This is the most apparent and outright example of Sara’s denial. She refuses to believe that her daughter was the one infected with cancer; that her daughter’s beautiful curls and smile prevented her from contracting such a torturous disease. Sara’s form of grief is understandable but not okay at the same time. Denial is a basic stage that people go through when dealing with tragedy, as demonstrated by the Kubler-Ross model, but by ignoring others around her, Sara’s response became less acceptable.
Throughout the book, Brian is constantly in the fourth or depression stage of the five stages. As he begins to realize the death of his daughter, Kate, is inevitable, Brian becomes more aware and understanding towards Anna and eventually flat out supports Anna’s decision to become medically independent, directly opposing his wife’s feelings. Oftentimes, Brian cannot emotionally handle the circumstances he is in and escapes into his work at the fire station. His decision to flee from the hardships of reality is a way of dealing with his depression. Brian’s depression is clearly seen in the Weekend chapter. After Dr. Chance, Kate’s oncologist, prescribes Arsenic as a method of prolonging Kate’s death, Sara and Brian argue whether or not Kate will live:
He looks at me, his face carved by pain. ‘She is dying Sara. She will die, either tonight or tomorrow or maybe a year from now if we’re really lucky. You heard what Dr. Chance said. Arsenic’s not a cure. It just postpones what’s coming.’
My eyes fill with tears. ‘But I love her,’ I say, because that is reason enough (265).
Brian, realizing Kate’s mortality, prepares for the death of his first daughter. She is going to die no matter what treatment is attempted and Brian is deeply saddened by this fact. Brian’s reaction is the most appropriate response to Kate’s illness. He knows that she has lived longer than anyone expected, he is not naive in thought and in action, and he is understanding of his Anna and Jesse. If I was placed in such a situation similar to the Fitzgerald family’s, I am confident that I would react as Brian has reacted.
Finally, Jesse, the eldest child, is in the bargaining stage of grief. On the surface, Jesse is a tough character who performs juvenile and delinquent acts such as drugs, arson, and other illegal and/or harmful activities. However, this hardened exterior is only a tool to mask Jesse’s true feelings of inadequacy; that no matter what he does, he can never save his little sister. In the second Monday chapter, Jesse is seen bargaining for Kate’s life:
I suddenly remember an old game I used to play when I was nine or ten…if I hold my breath to twenty seconds, the night won’t come. If I don’t blink. If I stand so still a fly lands on my cheek. Now, I find myself doing the same thing, bargaining to keep Kate, even though that isn’t the way it works (325).
Here, Kate’s death is being compared directly to the coming of night. The night, as Jesse acknowledges, comes inevitably as will the death of Kate. Even though Jesse is aware of this, he still continues to play childish games in the effort of bargaining for Kate’s life mainly because this is all he can do. This fact deeply saddens him and he goes on to punch a hole in the hospital wall.
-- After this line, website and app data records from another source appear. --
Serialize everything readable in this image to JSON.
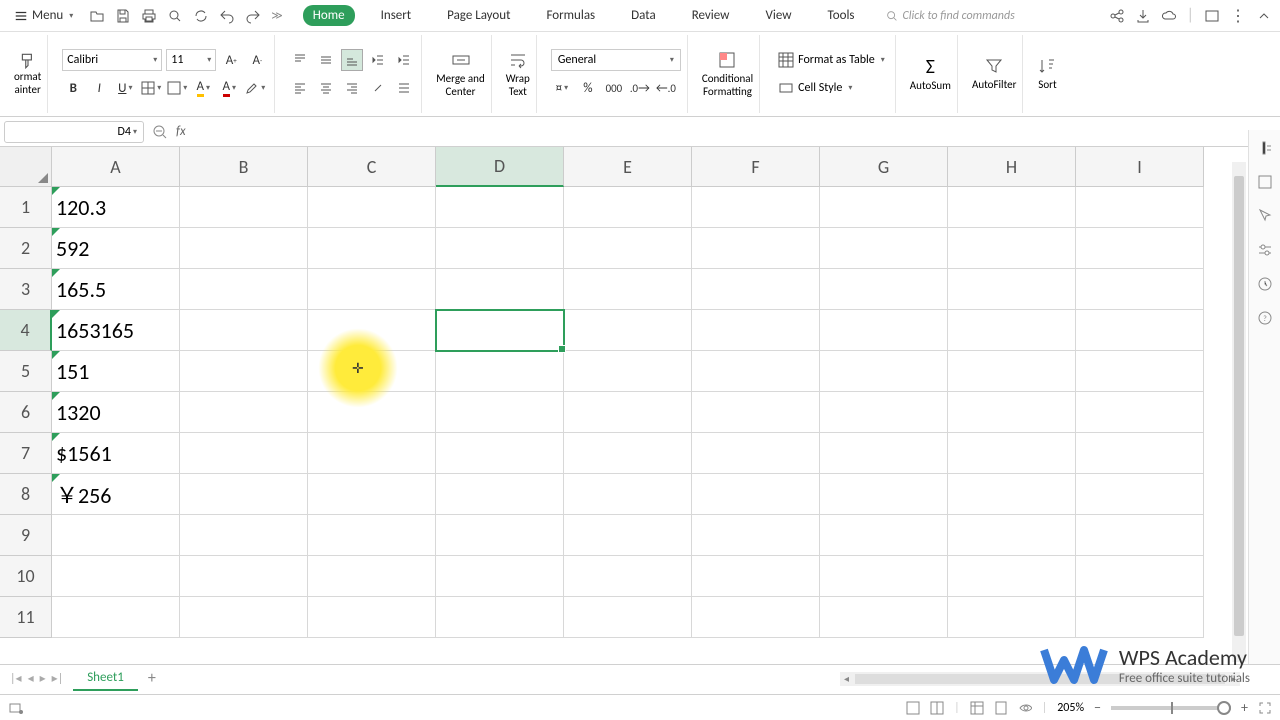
{
  "menubar": {
    "menu_label": "Menu",
    "tabs": [
      "Home",
      "Insert",
      "Page Layout",
      "Formulas",
      "Data",
      "Review",
      "View",
      "Tools"
    ],
    "active_tab": 0,
    "search_placeholder": "Click to find commands"
  },
  "ribbon": {
    "format_painter_line1": "ormat",
    "format_painter_line2": "ainter",
    "font_name": "Calibri",
    "font_size": "11",
    "merge_label": "Merge and\nCenter",
    "wrap_label": "Wrap\nText",
    "number_format": "General",
    "cond_format": "Conditional\nFormatting",
    "format_table": "Format as Table",
    "cell_style": "Cell Style",
    "autosum": "AutoSum",
    "autofilter": "AutoFilter",
    "sort": "Sort"
  },
  "formula_bar": {
    "name_box": "D4",
    "fx": "fx",
    "formula": ""
  },
  "grid": {
    "columns": [
      "A",
      "B",
      "C",
      "D",
      "E",
      "F",
      "G",
      "H",
      "I"
    ],
    "rows": [
      "1",
      "2",
      "3",
      "4",
      "5",
      "6",
      "7",
      "8",
      "9",
      "10",
      "11"
    ],
    "active_col": 3,
    "active_row": 3,
    "cells": {
      "A1": "120.3",
      "A2": "592",
      "A3": "165.5",
      "A4": "1653165",
      "A5": "151",
      "A6": "1320",
      "A7": "$1561",
      "A8": "￥256"
    },
    "selected": "D4",
    "highlight_pos": {
      "col": "C",
      "between_rows": "4-5"
    }
  },
  "sheets": {
    "active": "Sheet1"
  },
  "status": {
    "zoom": "205%"
  },
  "watermark": {
    "title": "WPS Academy",
    "sub": "Free office suite tutorials"
  }
}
The destructive behavior Jesse partakes in is unacceptable and the most inappropriate method out of all of his family members of dealing with Kate’s cancer.
Dr. Chance is a key element to the way Kate’s family reacts to her illness just as many healthcare professionals do in real life. Chance is a realistic character, as doctors should be, who speaks in a stark and honest tone concerning Kate’s condition. But no matter how bleak Kate’s chances of survival are, Dr. Chance always offers hope. This upfront yet warm approach puts the facts down on the table while comforting the family of the dying.
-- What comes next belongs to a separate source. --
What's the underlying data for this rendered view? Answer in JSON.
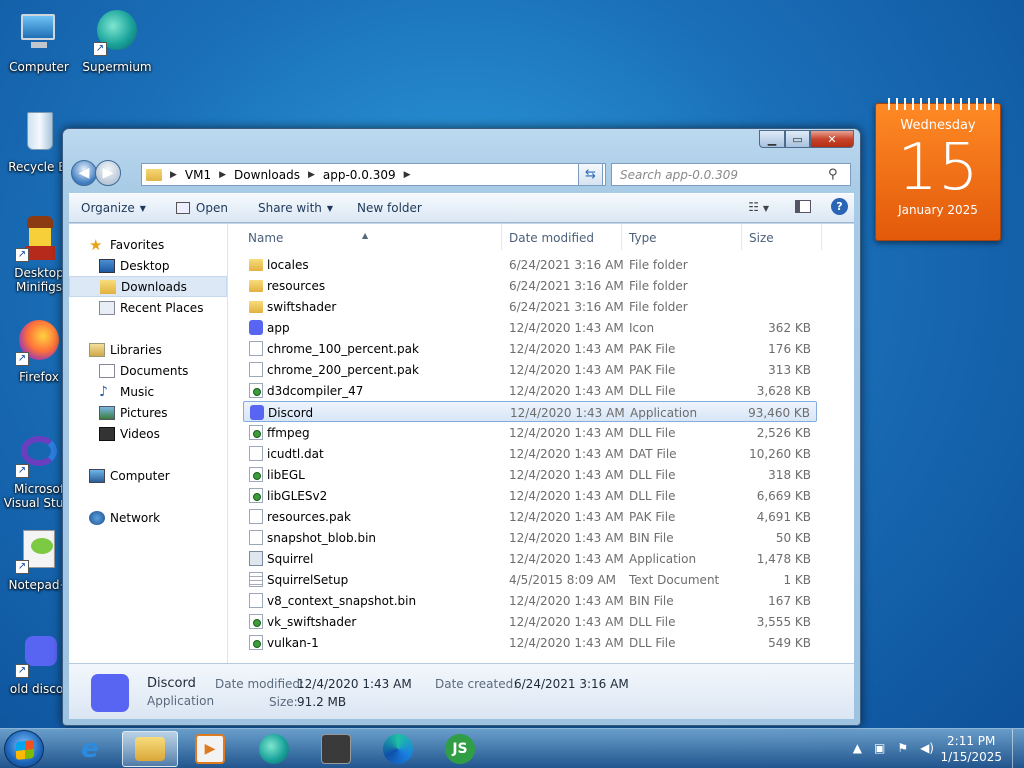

All four of Kate’s family members are forced to deal with her cancer. However, the ways each of the characters chose to cope with the grief are all very different. In reality, all people do in fact go through the different stages of Elizabeth Kubler-Ross’s model; what varies, as seen in My Sister’s Keeper, is the way people act during these stages.